Records for this task:
###

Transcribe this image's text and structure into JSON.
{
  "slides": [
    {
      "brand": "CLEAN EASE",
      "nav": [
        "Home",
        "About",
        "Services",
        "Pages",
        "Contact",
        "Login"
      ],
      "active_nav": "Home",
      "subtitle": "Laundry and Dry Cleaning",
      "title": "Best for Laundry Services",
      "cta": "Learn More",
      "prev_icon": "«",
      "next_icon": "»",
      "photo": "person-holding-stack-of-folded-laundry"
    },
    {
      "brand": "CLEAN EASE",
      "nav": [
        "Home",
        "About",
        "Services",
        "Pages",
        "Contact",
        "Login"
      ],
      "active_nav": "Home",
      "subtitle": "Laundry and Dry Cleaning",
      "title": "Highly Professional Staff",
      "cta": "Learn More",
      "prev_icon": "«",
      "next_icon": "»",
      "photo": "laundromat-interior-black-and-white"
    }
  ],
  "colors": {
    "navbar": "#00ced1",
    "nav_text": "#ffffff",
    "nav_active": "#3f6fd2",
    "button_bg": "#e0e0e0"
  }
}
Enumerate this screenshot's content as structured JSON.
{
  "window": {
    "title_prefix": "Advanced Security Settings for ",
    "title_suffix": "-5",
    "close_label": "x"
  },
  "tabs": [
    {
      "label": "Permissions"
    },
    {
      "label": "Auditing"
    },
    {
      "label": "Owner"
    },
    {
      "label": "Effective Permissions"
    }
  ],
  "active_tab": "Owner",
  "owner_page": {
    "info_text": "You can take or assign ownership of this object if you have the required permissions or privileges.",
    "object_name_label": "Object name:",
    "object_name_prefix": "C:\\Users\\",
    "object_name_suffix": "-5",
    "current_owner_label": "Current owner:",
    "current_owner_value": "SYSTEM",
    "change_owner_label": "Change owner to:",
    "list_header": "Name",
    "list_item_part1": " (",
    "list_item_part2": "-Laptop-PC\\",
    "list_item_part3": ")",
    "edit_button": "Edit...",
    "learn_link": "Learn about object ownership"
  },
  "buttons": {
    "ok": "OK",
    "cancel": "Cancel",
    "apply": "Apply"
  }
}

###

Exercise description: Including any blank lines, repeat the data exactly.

Result for this exercise:
Transcribe this image's text and structure into JSON.
{
  "slides": [
    {
      "brand": "CLEAN EASE",
      "nav": [
        "Home",
        "About",
        "Services",
        "Pages",
        "Contact",
        "Login"
      ],
      "active_nav": "Home",
      "subtitle": "Laundry and Dry Cleaning",
      "title": "Best for Laundry Services",
      "cta": "Learn More",
      "prev_icon": "«",
      "next_icon": "»",
      "photo": "person-holding-stack-of-folded-laundry"
    },
    {
      "brand": "CLEAN EASE",
      "nav": [
        "Home",
        "About",
        "Services",
        "Pages",
        "Contact",
        "Login"
      ],
      "active_nav": "Home",
      "subtitle": "Laundry and Dry Cleaning",
      "title": "Highly Professional Staff",
      "cta": "Learn More",
      "prev_icon": "«",
      "next_icon": "»",
      "photo": "laundromat-interior-black-and-white"
    }
  ],
  "colors": {
    "navbar": "#00ced1",
    "nav_text": "#ffffff",
    "nav_active": "#3f6fd2",
    "button_bg": "#e0e0e0"
  }
}
Enumerate this screenshot's content as structured JSON.
{
  "window": {
    "title_prefix": "Advanced Security Settings for ",
    "title_suffix": "-5",
    "close_label": "x"
  },
  "tabs": [
    {
      "label": "Permissions"
    },
    {
      "label": "Auditing"
    },
    {
      "label": "Owner"
    },
    {
      "label": "Effective Permissions"
    }
  ],
  "active_tab": "Owner",
  "owner_page": {
    "info_text": "You can take or assign ownership of this object if you have the required permissions or privileges.",
    "object_name_label": "Object name:",
    "object_name_prefix": "C:\\Users\\",
    "object_name_suffix": "-5",
    "current_owner_label": "Current owner:",
    "current_owner_value": "SYSTEM",
    "change_owner_label": "Change owner to:",
    "list_header": "Name",
    "list_item_part1": " (",
    "list_item_part2": "-Laptop-PC\\",
    "list_item_part3": ")",
    "edit_button": "Edit...",
    "learn_link": "Learn about object ownership"
  },
  "buttons": {
    "ok": "OK",
    "cancel": "Cancel",
    "apply": "Apply"
  }
}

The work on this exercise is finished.